25. The very concept of a body designed to oversee the conduct of the executive branch of Government is that it be independent of that branch. The mechanism for appointments to HRC and NPC laid out in the Seventeenth Amendment to the Constitution was designed to ensure such independence. Under its provisions, there are two stages of appointments. First, various political actors, including parties in opposition, are permitted to select members of the Constitutional Council. The Constitutional Council, in turn, selects the members of various bodies, including HRC and NPC.

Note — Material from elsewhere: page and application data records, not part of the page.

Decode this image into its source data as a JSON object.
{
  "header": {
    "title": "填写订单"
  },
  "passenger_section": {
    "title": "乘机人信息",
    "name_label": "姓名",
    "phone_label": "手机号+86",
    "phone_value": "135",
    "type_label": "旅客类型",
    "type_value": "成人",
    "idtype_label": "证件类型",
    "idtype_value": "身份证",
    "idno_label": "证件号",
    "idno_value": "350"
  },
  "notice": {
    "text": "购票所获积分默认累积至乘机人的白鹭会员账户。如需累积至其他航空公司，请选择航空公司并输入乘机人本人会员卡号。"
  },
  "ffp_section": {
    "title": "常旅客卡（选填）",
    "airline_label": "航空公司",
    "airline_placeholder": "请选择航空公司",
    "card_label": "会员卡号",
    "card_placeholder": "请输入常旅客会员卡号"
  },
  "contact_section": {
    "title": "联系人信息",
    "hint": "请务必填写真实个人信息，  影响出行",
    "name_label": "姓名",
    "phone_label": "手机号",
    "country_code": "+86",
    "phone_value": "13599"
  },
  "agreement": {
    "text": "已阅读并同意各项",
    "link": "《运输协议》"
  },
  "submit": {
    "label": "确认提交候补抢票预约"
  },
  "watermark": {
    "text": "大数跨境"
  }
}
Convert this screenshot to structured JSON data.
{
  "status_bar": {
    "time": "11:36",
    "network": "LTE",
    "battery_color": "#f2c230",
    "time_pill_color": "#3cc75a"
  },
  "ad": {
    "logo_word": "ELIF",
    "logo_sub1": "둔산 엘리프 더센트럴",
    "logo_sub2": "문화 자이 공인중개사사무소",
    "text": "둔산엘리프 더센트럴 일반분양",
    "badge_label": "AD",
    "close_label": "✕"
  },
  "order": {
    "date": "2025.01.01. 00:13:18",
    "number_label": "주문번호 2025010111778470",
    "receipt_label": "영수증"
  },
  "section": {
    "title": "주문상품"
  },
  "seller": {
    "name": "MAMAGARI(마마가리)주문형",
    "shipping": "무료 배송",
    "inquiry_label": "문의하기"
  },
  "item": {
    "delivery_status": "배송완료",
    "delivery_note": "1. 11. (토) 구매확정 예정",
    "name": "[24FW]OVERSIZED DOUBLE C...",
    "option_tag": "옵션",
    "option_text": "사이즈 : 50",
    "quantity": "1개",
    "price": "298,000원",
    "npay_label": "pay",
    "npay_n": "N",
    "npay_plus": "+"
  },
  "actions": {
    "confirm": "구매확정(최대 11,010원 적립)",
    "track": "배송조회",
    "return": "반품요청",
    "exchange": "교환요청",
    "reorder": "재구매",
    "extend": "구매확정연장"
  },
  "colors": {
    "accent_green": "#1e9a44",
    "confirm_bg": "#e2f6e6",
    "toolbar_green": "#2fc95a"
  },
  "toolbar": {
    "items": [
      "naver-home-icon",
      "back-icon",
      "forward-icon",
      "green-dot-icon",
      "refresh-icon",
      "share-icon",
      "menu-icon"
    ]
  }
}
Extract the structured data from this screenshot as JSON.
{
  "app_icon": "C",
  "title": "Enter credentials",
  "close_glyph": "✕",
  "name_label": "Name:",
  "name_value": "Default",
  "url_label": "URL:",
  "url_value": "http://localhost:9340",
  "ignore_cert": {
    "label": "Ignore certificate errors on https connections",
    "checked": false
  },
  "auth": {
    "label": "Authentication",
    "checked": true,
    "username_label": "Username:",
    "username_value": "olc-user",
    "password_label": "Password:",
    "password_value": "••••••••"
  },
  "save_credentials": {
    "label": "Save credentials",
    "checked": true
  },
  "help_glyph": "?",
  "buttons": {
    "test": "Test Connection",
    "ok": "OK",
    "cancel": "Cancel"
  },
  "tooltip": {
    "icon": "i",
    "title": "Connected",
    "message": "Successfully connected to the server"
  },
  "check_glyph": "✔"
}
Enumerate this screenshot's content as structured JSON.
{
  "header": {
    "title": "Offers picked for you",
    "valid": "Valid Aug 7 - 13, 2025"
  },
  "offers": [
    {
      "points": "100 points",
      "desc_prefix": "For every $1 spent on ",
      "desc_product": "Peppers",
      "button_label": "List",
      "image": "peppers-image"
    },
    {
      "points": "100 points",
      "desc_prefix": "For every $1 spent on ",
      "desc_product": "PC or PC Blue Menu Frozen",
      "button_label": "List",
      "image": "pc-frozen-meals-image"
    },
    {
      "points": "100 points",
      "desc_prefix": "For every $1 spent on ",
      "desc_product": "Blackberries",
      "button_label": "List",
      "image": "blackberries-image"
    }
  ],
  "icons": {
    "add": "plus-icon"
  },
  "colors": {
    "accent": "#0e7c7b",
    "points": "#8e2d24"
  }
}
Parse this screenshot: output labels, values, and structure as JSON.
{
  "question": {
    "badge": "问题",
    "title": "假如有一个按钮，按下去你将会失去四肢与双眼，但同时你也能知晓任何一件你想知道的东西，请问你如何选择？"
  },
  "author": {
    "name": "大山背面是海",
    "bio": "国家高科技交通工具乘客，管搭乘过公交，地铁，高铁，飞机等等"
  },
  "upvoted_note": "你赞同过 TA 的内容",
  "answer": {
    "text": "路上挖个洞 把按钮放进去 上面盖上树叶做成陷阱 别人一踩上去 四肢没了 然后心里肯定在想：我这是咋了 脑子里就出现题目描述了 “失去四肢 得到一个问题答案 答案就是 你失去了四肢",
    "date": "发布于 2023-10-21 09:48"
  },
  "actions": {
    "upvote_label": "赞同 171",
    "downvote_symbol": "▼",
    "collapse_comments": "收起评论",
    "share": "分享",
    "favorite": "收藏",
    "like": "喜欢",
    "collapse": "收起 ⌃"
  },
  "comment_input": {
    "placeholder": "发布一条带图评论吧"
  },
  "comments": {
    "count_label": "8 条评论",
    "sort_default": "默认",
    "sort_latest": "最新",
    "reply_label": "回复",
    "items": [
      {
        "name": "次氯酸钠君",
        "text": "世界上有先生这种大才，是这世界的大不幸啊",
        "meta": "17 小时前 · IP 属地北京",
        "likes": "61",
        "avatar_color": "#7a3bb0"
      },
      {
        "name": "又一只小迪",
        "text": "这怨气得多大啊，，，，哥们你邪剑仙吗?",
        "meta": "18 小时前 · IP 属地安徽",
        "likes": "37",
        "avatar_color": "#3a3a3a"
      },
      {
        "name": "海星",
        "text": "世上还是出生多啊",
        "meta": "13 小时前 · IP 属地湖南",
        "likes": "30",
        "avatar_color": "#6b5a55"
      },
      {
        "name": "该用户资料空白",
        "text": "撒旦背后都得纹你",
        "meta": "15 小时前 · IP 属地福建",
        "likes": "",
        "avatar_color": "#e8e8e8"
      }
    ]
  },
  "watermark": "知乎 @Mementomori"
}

26. The Constitutional Council has not operated since a controversy over who has the authority to select one of its members erupted in March 2005. When the terms of the commissioners of NPC and HRC ended, in November 2005 and April 2006, respectively, those bodies became defunct. The President has subsequently selected and appointed individuals to HRC and NPC, circumventing the procedure specified by the Seventeenth Amendment.
27. Numerous domestic actors have argued that for the Constitutional Council to carry out its duties despite the failure to appoint one of its members would comply with the constitutional procedure. It is not, however, my place to try to resolve a domestic constitutional crisis. But it does seem essential to stress the incompatibility of the current "solution" with international standards.25 There is no worse means by which to ensure an oversight body's independence from the executive than for the executive to directly appoint its members. Similarly, the appointment of a Cabinet-level Minister for Disaster Management and Human Rights cannot, despite some clear achievements on the part of the Minister, be considered to substitute for independent human rights oversight.
4. The role of the diaspora
28. In my report, I argued that the Sri Lankan diaspora has a responsibility to use its considerable political and financial influence and funding to promote and to insist upon respect for human rights, and the report recommended that Governments with a significant diaspora population "should enter into serious dialogue with those communities in light of the findings in this report".26
29. I have since taken steps to stimulate such a dialogue. At the time of writing, I have had my report translated into Tamil and I hope that a Sinhala translation will be completed by the time this report comes before the General Assembly.27 In August 2006, I spoke at a public meeting in London attended by a broad cross section of the diaspora and was heartened by the range of questions and comments that I received.....